● THE PROBLEM:
Return only the count of lines in the listing below where the word "this" appears.

● INPUT DATA:
+++

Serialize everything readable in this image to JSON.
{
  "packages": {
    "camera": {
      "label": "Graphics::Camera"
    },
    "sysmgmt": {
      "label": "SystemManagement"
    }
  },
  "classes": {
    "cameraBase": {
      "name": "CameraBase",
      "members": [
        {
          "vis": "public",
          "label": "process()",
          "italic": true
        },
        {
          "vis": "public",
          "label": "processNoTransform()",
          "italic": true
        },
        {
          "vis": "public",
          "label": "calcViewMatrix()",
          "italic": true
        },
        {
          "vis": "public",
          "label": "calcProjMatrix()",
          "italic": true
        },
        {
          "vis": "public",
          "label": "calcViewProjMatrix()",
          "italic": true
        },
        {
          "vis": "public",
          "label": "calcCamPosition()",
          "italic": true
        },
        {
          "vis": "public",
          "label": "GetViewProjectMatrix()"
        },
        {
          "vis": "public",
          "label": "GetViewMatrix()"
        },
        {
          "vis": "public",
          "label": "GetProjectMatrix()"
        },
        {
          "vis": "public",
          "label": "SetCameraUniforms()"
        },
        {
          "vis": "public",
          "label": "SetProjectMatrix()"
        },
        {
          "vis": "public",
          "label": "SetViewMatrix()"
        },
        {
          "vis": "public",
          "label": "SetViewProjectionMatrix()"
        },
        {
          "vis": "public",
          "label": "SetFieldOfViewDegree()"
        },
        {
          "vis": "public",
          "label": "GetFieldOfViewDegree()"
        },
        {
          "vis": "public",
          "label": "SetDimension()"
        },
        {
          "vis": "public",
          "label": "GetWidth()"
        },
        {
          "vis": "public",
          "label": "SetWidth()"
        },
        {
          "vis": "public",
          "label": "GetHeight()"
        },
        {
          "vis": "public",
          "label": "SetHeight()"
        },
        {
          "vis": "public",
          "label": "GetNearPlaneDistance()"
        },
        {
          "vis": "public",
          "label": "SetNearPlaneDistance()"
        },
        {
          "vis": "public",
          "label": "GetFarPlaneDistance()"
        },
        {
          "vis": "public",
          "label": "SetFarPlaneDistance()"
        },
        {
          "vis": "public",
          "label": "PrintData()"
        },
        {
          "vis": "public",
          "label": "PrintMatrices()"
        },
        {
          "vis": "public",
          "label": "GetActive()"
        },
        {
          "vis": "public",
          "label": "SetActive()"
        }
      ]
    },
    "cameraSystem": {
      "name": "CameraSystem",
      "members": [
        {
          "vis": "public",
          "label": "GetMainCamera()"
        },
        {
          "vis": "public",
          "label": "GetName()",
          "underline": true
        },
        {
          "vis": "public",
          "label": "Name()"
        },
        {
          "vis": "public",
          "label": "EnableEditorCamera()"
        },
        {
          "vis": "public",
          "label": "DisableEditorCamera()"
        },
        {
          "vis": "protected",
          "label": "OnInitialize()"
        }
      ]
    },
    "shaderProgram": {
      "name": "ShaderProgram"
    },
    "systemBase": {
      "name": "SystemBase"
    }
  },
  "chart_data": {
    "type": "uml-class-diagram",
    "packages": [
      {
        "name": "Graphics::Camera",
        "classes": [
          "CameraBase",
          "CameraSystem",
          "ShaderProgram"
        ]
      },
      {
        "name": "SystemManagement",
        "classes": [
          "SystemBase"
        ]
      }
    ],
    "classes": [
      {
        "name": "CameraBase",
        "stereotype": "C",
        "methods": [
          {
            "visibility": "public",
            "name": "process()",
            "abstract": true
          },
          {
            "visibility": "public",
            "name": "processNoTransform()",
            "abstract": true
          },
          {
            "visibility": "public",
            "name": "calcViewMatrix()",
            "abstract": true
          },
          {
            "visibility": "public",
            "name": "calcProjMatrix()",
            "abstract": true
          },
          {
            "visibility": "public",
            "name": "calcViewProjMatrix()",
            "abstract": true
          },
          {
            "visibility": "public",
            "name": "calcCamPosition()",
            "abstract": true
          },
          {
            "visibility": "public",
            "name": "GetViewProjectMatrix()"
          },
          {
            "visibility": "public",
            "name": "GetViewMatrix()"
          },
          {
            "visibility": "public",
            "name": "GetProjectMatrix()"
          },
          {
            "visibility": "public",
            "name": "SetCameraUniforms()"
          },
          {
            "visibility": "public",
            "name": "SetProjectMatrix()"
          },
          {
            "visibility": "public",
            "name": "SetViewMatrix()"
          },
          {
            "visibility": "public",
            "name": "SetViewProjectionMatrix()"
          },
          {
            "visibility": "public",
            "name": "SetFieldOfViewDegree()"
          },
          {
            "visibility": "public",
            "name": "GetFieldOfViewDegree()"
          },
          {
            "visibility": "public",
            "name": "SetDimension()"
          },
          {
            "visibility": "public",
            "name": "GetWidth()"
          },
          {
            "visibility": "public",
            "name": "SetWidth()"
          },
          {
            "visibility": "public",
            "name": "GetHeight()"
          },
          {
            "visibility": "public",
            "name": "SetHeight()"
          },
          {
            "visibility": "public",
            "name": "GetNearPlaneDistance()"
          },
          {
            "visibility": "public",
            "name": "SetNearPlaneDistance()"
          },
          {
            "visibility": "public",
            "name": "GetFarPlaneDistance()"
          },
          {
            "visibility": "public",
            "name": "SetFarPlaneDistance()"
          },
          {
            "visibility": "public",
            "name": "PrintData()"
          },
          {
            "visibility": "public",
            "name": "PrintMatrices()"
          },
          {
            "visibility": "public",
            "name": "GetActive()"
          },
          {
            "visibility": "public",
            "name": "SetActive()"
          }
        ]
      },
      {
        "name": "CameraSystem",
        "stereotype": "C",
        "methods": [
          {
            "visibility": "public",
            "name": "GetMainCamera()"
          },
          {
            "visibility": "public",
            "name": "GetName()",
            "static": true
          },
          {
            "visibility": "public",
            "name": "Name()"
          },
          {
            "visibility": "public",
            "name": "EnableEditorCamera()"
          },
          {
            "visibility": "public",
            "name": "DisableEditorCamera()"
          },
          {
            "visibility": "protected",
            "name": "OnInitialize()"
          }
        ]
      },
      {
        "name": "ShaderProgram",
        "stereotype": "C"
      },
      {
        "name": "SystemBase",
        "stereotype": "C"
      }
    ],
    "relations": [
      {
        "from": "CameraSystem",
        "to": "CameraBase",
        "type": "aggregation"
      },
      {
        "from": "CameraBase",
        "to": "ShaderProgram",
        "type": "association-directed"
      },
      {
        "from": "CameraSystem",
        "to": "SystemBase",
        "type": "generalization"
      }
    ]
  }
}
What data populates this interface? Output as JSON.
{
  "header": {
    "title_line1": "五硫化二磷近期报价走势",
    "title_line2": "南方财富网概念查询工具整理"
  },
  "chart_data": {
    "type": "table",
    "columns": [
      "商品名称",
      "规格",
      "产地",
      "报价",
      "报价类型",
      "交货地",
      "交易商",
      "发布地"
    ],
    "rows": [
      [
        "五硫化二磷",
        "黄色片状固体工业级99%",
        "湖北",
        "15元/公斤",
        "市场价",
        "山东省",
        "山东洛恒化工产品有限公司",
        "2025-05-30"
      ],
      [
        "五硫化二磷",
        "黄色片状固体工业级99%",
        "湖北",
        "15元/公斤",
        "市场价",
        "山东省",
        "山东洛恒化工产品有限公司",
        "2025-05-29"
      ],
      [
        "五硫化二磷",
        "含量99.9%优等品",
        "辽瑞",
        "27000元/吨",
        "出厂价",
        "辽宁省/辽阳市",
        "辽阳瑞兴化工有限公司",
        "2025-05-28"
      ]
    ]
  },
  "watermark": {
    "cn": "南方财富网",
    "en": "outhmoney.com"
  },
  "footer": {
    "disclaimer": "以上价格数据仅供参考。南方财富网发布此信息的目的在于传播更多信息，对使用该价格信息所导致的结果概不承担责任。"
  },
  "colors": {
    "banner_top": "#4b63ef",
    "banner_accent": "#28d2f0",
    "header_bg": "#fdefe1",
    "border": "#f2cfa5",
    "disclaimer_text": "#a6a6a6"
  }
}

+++

● RESPONSE TO THE EXERCISE:
2